▶ _REQUIREMENT_
Read the records and gather each line that includes "this".

▶ _EXCERPTED DATA_
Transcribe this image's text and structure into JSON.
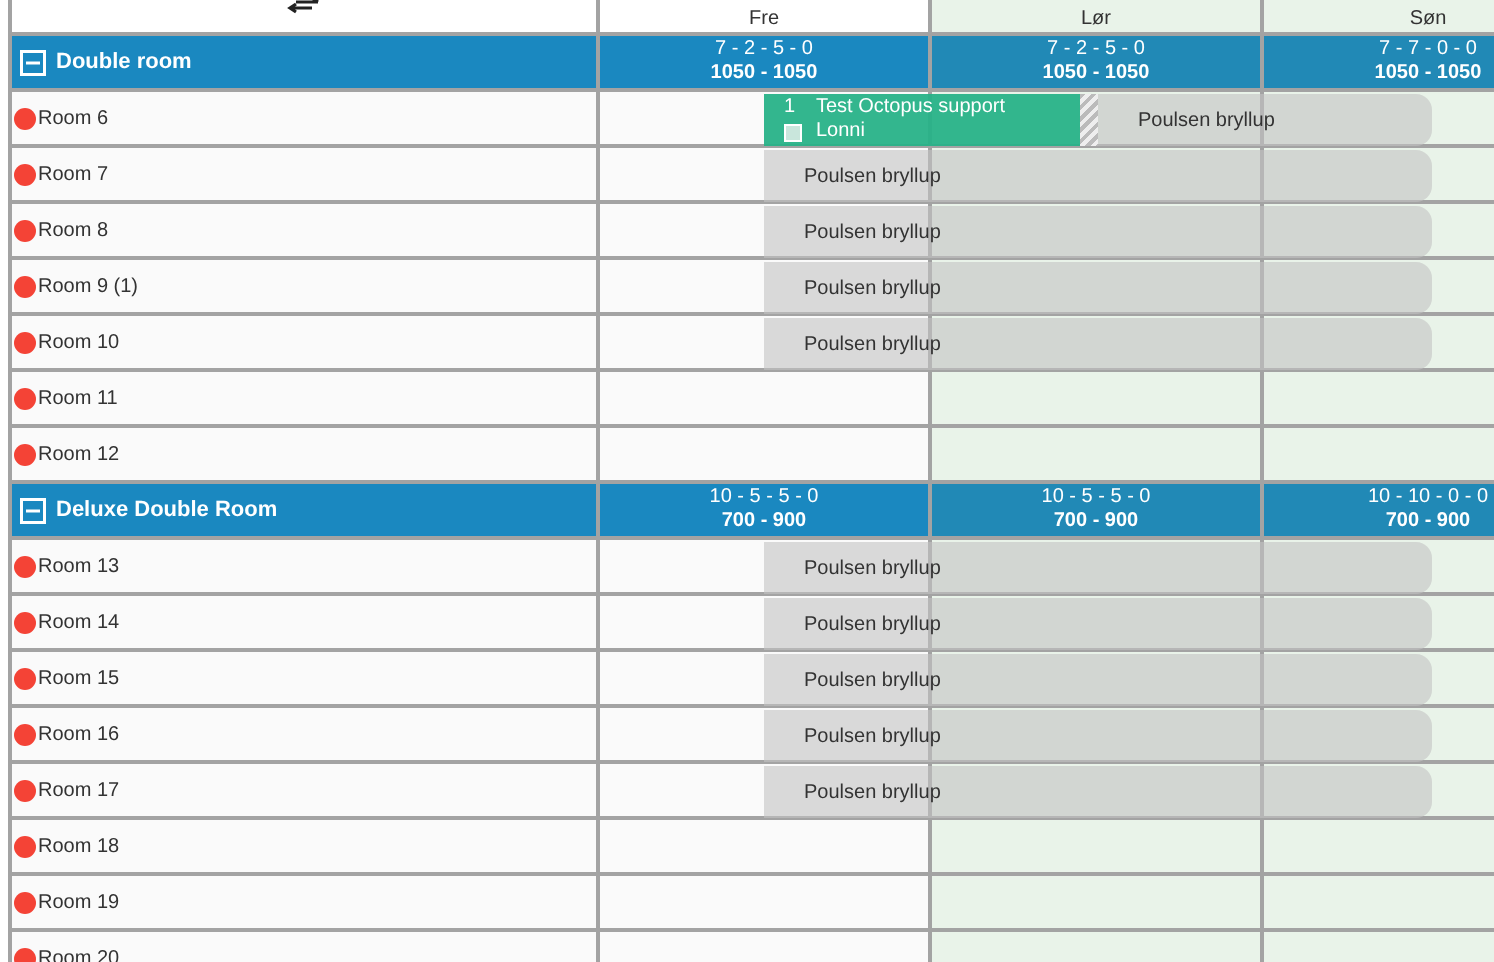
{
  "days": [
    {
      "label": "Fre",
      "weekend": false
    },
    {
      "label": "Lør",
      "weekend": true
    },
    {
      "label": "Søn",
      "weekend": true
    }
  ],
  "groups": [
    {
      "name": "Double room",
      "expanded": true,
      "day_stats": [
        [
          "7 - 2 - 5 - 0",
          "1050 - 1050"
        ],
        [
          "7 - 2 - 5 - 0",
          "1050 - 1050"
        ],
        [
          "7 - 7 - 0 - 0",
          "1050 - 1050"
        ]
      ],
      "rooms": [
        {
          "name": "Room 6",
          "color": "#f44336",
          "bookings": [
            {
              "kind": "confirmed",
              "number": "1",
              "title": "Test Octopus support",
              "guest": "Lonni"
            },
            {
              "kind": "tentative",
              "title": "Poulsen bryllup"
            }
          ]
        },
        {
          "name": "Room 7",
          "color": "#f44336",
          "bookings": [
            {
              "kind": "tentative",
              "title": "Poulsen bryllup"
            }
          ]
        },
        {
          "name": "Room 8",
          "color": "#f44336",
          "bookings": [
            {
              "kind": "tentative",
              "title": "Poulsen bryllup"
            }
          ]
        },
        {
          "name": "Room 9 (1)",
          "color": "#f44336",
          "bookings": [
            {
              "kind": "tentative",
              "title": "Poulsen bryllup"
            }
          ]
        },
        {
          "name": "Room 10",
          "color": "#f44336",
          "bookings": [
            {
              "kind": "tentative",
              "title": "Poulsen bryllup"
            }
          ]
        },
        {
          "name": "Room 11",
          "color": "#f44336"
        },
        {
          "name": "Room 12",
          "color": "#f44336"
        }
      ]
    },
    {
      "name": "Deluxe Double Room",
      "expanded": true,
      "day_stats": [
        [
          "10 - 5 - 5 - 0",
          "700 - 900"
        ],
        [
          "10 - 5 - 5 - 0",
          "700 - 900"
        ],
        [
          "10 - 10 - 0 - 0",
          "700 - 900"
        ]
      ],
      "rooms": [
        {
          "name": "Room 13",
          "color": "#f44336",
          "bookings": [
            {
              "kind": "tentative",
              "title": "Poulsen bryllup"
            }
          ]
        },
        {
          "name": "Room 14",
          "color": "#f44336",
          "bookings": [
            {
              "kind": "tentative",
              "title": "Poulsen bryllup"
            }
          ]
        },
        {
          "name": "Room 15",
          "color": "#f44336",
          "bookings": [
            {
              "kind": "tentative",
              "title": "Poulsen bryllup"
            }
          ]
        },
        {
          "name": "Room 16",
          "color": "#f44336",
          "bookings": [
            {
              "kind": "tentative",
              "title": "Poulsen bryllup"
            }
          ]
        },
        {
          "name": "Room 17",
          "color": "#f44336",
          "bookings": [
            {
              "kind": "tentative",
              "title": "Poulsen bryllup"
            }
          ]
        },
        {
          "name": "Room 18",
          "color": "#f44336"
        },
        {
          "name": "Room 19",
          "color": "#f44336"
        },
        {
          "name": "Room 20",
          "color": "#f44336"
        }
      ]
    }
  ]
}
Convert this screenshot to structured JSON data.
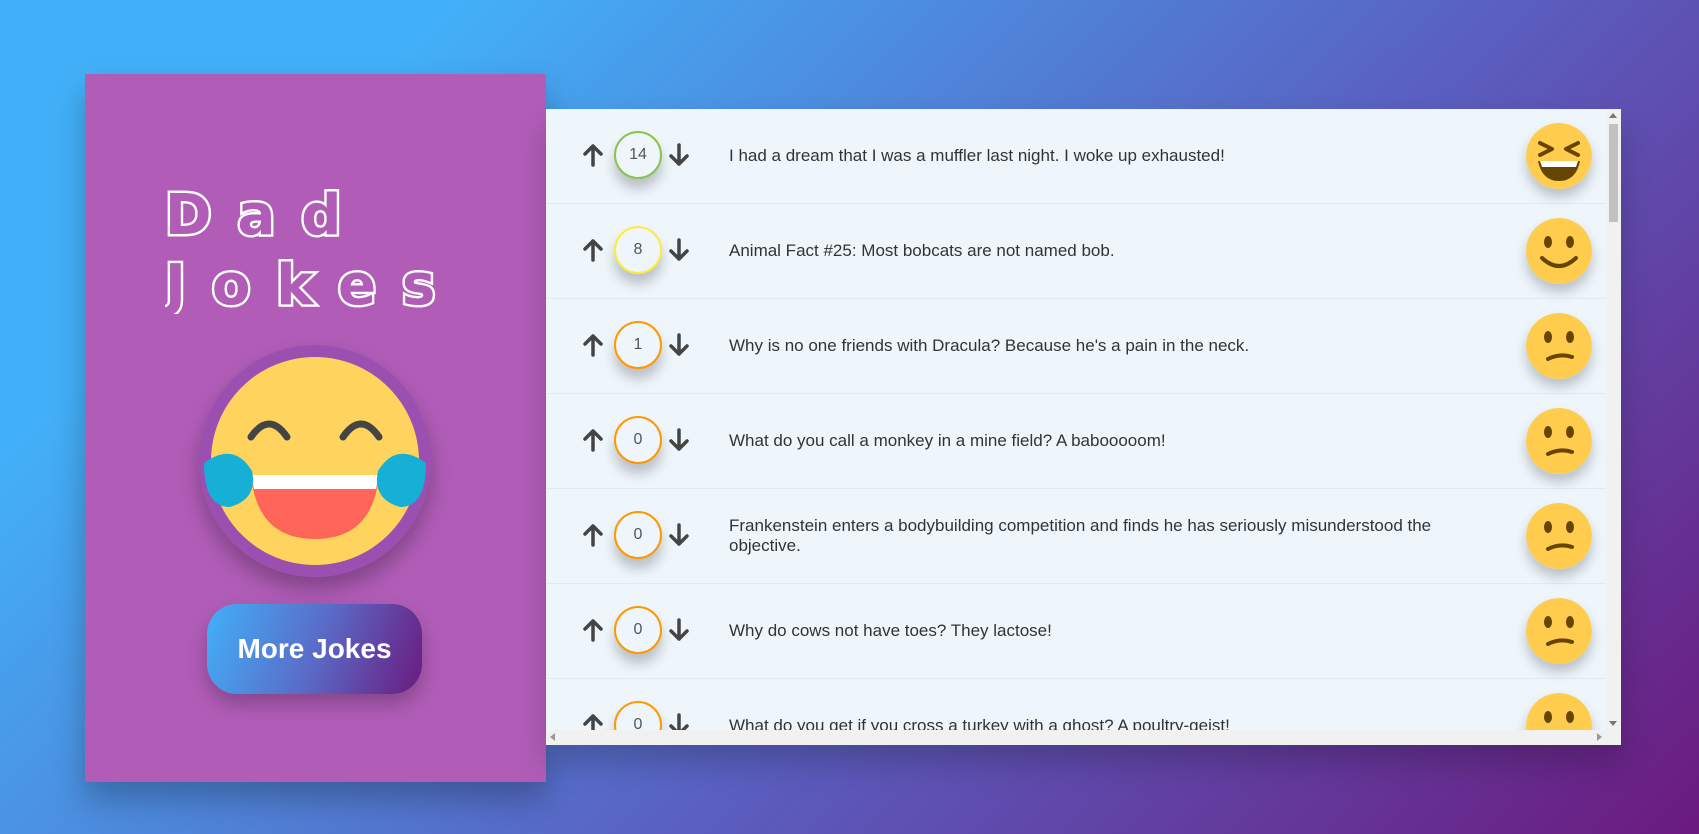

▶ _COMPLETED TASK_
Transcribe this image's text and structure into JSON.
Convert this screenshot to structured JSON data.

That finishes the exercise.